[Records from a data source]
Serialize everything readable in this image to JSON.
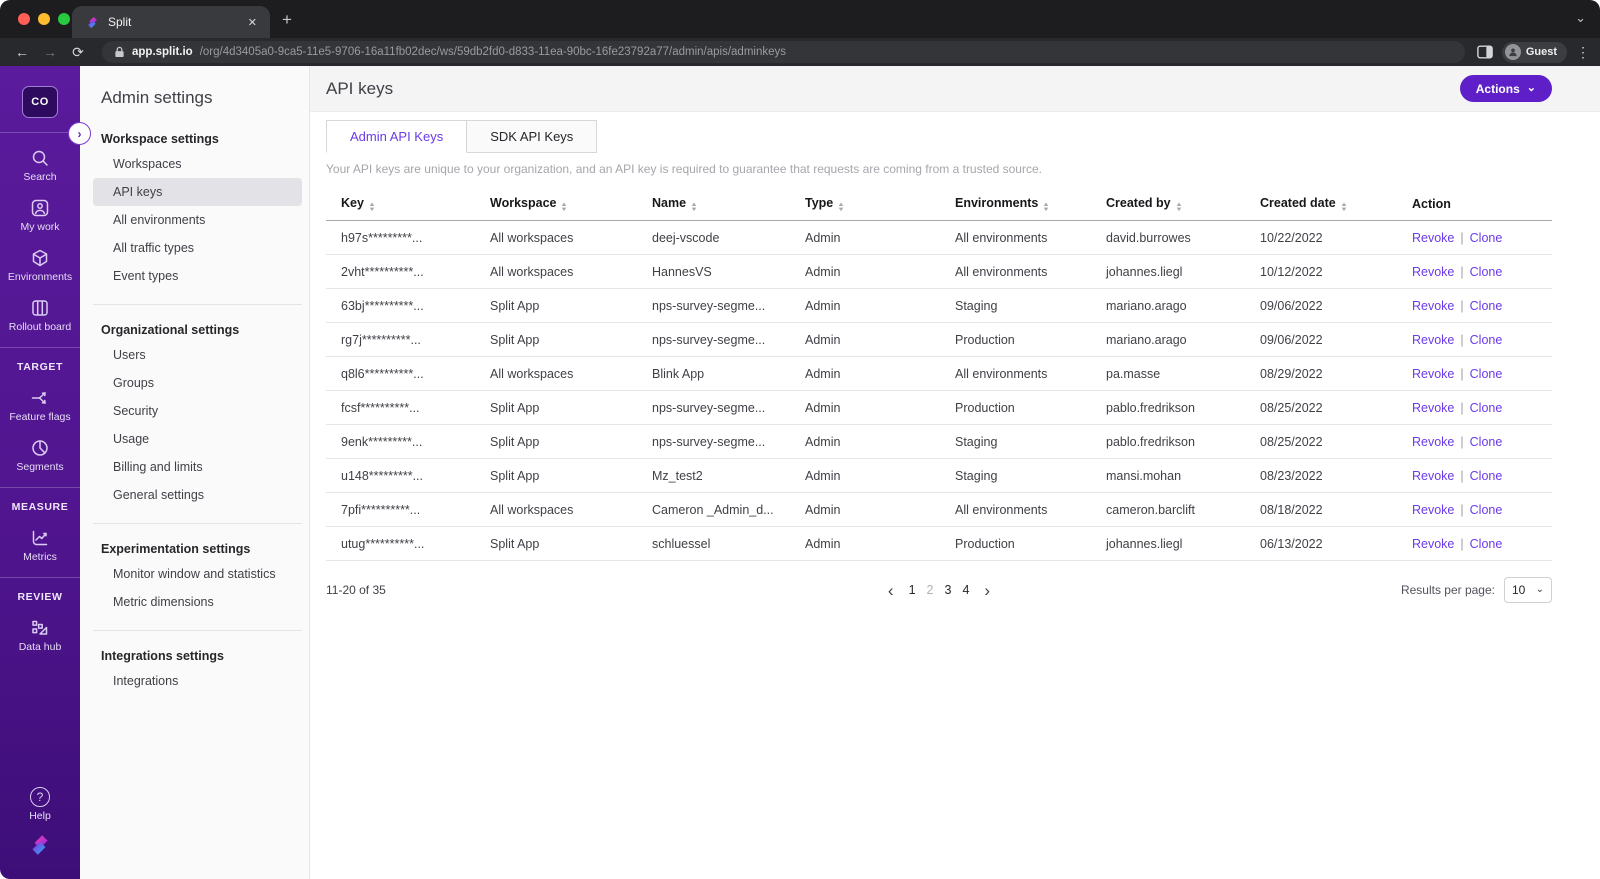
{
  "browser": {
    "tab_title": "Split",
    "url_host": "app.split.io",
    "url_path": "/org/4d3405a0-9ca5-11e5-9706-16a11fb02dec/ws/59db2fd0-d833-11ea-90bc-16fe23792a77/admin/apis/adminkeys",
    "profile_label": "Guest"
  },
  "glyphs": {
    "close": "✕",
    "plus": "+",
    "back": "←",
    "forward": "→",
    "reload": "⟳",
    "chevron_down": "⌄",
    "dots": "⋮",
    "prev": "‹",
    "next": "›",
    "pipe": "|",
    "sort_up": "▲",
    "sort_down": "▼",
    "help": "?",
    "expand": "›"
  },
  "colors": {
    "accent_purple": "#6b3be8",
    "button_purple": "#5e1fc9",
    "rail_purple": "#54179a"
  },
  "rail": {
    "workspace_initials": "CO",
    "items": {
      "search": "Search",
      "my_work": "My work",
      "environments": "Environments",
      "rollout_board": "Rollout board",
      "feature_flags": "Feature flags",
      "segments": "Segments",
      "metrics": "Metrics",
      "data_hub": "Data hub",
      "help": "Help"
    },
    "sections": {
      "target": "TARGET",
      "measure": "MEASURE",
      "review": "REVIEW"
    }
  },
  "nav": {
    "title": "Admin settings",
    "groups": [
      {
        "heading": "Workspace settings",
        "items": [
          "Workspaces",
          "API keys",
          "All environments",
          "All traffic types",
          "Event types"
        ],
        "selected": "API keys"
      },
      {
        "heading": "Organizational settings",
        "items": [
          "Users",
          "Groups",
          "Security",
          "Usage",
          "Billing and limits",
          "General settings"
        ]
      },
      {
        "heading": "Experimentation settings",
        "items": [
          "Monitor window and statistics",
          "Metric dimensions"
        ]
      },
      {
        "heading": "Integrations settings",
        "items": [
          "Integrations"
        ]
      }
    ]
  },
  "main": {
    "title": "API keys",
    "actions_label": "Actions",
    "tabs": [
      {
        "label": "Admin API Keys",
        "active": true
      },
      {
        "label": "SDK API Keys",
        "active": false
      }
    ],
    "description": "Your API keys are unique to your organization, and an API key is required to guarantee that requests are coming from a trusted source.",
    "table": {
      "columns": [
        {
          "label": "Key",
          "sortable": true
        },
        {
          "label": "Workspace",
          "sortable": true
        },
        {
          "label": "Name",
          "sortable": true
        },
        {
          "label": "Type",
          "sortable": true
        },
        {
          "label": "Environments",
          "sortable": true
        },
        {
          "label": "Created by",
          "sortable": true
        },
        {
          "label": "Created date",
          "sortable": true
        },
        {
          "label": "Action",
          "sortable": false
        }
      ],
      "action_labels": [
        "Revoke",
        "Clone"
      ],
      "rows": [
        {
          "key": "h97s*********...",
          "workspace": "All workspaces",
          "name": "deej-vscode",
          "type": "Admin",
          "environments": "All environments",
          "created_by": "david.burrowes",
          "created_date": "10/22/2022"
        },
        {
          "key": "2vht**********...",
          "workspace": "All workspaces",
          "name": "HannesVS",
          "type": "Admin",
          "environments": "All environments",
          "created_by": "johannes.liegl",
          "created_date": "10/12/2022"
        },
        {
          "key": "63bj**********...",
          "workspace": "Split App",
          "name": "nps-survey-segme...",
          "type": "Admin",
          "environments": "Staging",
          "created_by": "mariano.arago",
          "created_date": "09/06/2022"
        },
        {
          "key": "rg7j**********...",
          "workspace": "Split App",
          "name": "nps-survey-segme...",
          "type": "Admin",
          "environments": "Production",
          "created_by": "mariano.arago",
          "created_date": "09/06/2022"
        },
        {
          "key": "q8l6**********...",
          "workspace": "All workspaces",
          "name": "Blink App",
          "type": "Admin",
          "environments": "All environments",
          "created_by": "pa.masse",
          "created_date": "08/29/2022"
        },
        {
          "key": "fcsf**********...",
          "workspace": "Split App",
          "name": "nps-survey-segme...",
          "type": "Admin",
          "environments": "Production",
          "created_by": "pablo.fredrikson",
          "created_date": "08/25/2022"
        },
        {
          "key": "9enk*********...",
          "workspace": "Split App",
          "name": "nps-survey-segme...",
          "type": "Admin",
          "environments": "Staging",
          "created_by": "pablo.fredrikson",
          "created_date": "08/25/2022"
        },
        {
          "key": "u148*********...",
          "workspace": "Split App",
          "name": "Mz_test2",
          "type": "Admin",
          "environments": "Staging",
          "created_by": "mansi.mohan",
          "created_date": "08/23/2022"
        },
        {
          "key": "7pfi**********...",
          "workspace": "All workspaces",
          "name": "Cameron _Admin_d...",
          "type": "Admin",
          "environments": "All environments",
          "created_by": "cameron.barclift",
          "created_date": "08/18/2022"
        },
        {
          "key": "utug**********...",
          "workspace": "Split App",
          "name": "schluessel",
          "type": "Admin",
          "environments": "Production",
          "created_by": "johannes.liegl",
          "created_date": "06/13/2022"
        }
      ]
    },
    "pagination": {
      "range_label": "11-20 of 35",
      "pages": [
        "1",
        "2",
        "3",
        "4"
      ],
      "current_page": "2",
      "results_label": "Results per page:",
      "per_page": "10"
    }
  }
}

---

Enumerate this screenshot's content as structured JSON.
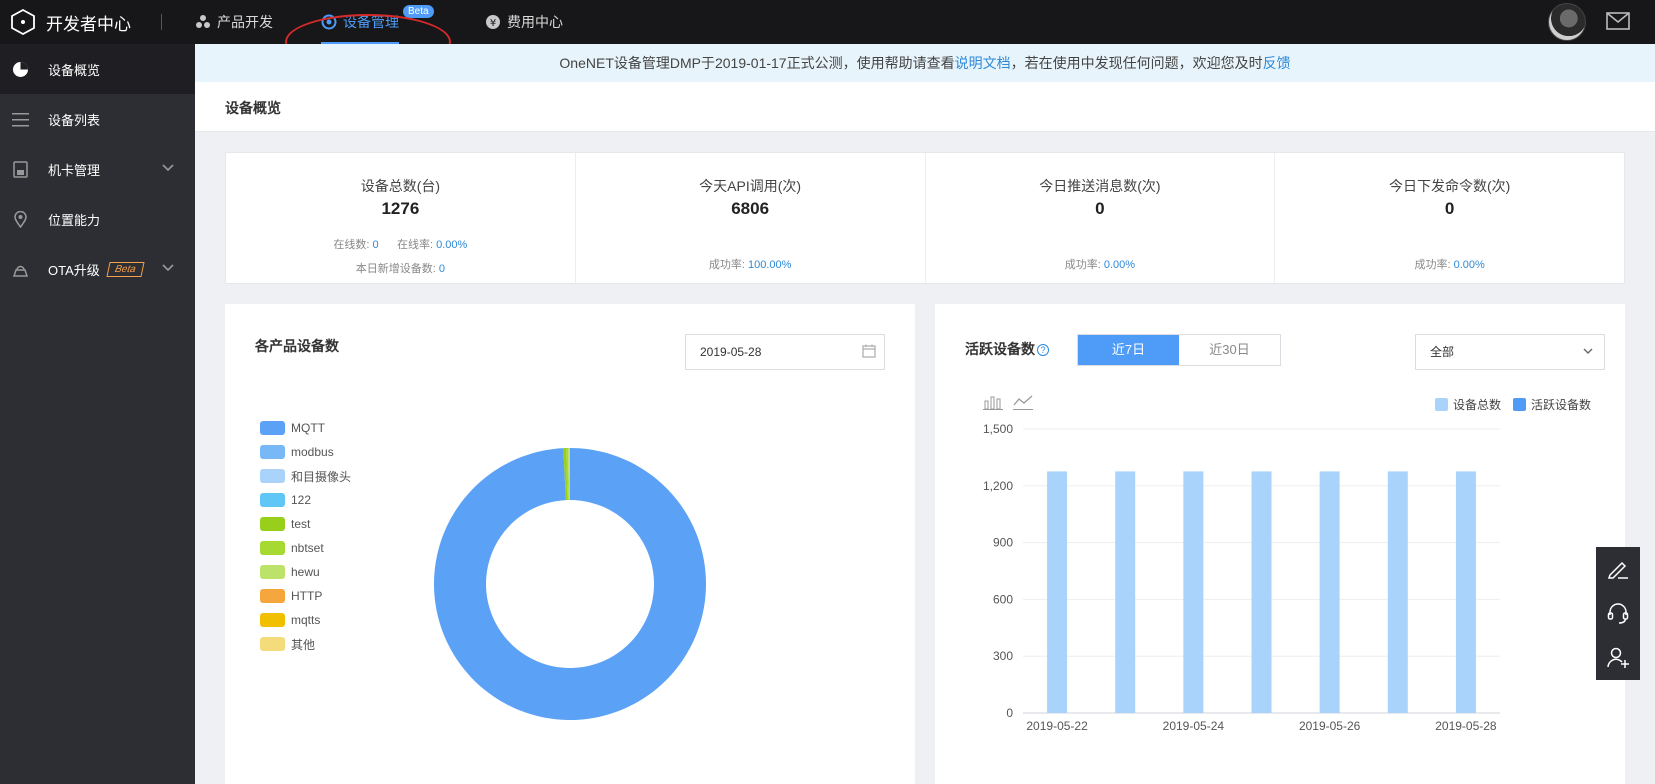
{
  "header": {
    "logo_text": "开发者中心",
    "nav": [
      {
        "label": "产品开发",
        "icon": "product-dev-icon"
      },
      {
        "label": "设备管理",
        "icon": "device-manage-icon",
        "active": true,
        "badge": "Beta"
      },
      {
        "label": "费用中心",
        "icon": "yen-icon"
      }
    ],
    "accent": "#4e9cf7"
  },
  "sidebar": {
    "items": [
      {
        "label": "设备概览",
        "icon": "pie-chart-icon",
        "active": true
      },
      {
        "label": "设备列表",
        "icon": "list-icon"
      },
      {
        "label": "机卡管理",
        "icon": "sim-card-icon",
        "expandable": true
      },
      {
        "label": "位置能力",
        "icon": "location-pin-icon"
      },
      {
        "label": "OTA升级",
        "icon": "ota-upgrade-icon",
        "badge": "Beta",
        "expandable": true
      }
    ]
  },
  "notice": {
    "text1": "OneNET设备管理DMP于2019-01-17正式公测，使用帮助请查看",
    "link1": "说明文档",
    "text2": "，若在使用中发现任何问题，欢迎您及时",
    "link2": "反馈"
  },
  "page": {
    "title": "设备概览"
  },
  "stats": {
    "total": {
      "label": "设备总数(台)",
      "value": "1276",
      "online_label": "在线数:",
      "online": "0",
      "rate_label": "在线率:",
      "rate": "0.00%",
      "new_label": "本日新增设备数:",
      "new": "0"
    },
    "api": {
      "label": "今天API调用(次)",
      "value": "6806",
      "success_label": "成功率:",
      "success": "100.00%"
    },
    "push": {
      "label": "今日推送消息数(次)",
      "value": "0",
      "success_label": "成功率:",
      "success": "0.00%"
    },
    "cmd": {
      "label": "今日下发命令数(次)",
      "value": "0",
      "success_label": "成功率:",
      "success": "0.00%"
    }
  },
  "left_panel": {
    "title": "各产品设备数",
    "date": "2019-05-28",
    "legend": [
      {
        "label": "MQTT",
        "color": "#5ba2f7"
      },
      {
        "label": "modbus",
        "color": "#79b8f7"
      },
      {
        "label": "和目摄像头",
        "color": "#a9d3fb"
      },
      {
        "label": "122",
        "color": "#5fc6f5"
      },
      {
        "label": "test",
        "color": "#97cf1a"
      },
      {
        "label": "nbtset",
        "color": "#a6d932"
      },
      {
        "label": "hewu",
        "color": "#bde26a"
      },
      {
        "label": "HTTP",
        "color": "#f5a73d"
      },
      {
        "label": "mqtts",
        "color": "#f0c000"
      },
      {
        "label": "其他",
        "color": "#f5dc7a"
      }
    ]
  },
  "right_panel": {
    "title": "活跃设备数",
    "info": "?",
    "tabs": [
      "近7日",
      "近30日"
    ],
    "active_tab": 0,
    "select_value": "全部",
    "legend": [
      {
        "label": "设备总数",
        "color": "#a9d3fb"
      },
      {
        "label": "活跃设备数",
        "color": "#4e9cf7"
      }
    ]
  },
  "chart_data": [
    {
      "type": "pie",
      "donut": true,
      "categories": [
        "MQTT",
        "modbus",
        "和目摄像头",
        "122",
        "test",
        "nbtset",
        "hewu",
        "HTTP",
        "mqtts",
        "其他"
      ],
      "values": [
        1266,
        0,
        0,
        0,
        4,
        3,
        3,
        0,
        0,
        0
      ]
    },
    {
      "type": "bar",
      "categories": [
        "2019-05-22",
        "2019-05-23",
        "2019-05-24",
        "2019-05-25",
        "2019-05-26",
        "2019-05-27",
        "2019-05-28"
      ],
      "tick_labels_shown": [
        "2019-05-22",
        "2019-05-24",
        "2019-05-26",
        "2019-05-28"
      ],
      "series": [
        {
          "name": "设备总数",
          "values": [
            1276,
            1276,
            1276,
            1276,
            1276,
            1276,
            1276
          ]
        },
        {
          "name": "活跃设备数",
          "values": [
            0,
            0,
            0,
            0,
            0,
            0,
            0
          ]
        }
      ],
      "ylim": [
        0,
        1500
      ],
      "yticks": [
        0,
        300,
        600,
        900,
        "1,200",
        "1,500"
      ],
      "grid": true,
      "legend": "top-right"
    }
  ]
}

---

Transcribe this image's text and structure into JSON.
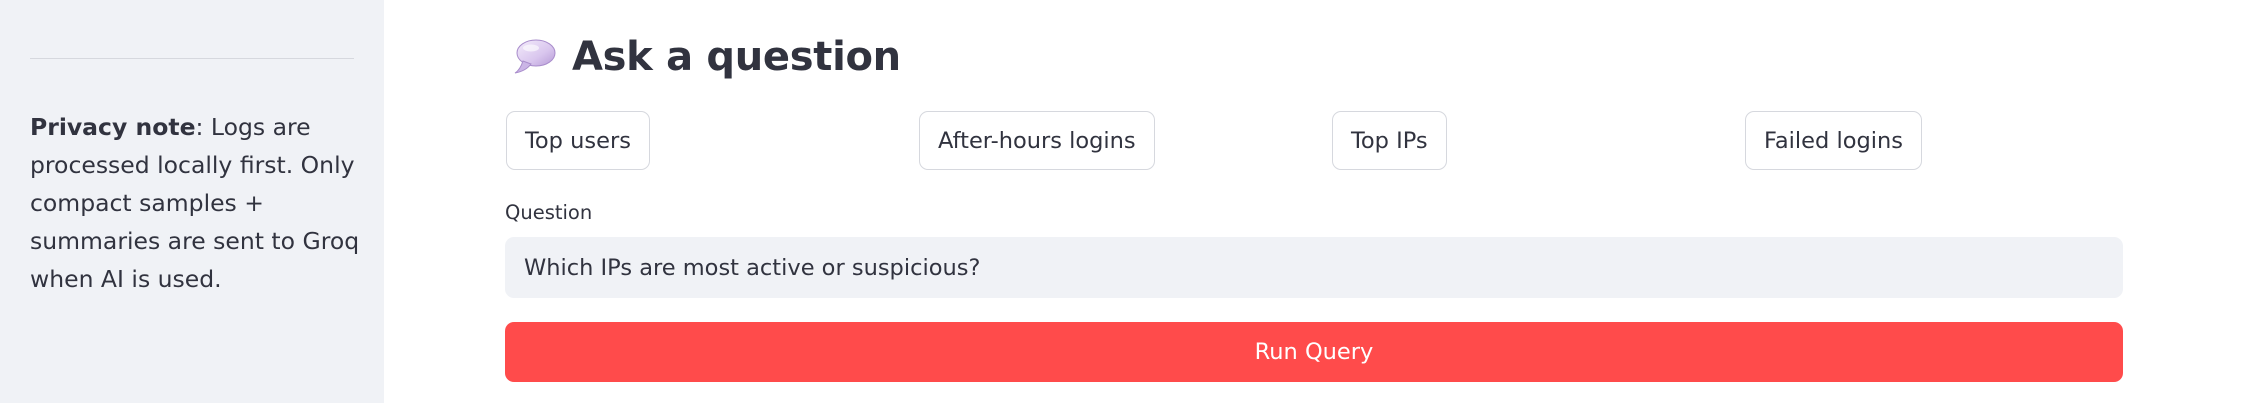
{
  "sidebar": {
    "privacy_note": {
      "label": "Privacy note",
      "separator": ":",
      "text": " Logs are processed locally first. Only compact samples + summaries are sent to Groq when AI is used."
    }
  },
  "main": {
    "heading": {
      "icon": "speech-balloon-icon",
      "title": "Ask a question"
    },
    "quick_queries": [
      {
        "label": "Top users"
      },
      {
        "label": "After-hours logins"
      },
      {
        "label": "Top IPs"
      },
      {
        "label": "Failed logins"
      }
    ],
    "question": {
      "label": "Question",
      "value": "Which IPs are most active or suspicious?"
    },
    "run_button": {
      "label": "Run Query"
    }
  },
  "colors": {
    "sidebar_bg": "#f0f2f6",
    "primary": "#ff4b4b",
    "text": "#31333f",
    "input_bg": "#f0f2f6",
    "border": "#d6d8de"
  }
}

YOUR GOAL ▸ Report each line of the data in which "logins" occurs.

SOLUTION TO THE PROBLEM ▸
        "label": "After-hours logins"
        "label": "Failed logins"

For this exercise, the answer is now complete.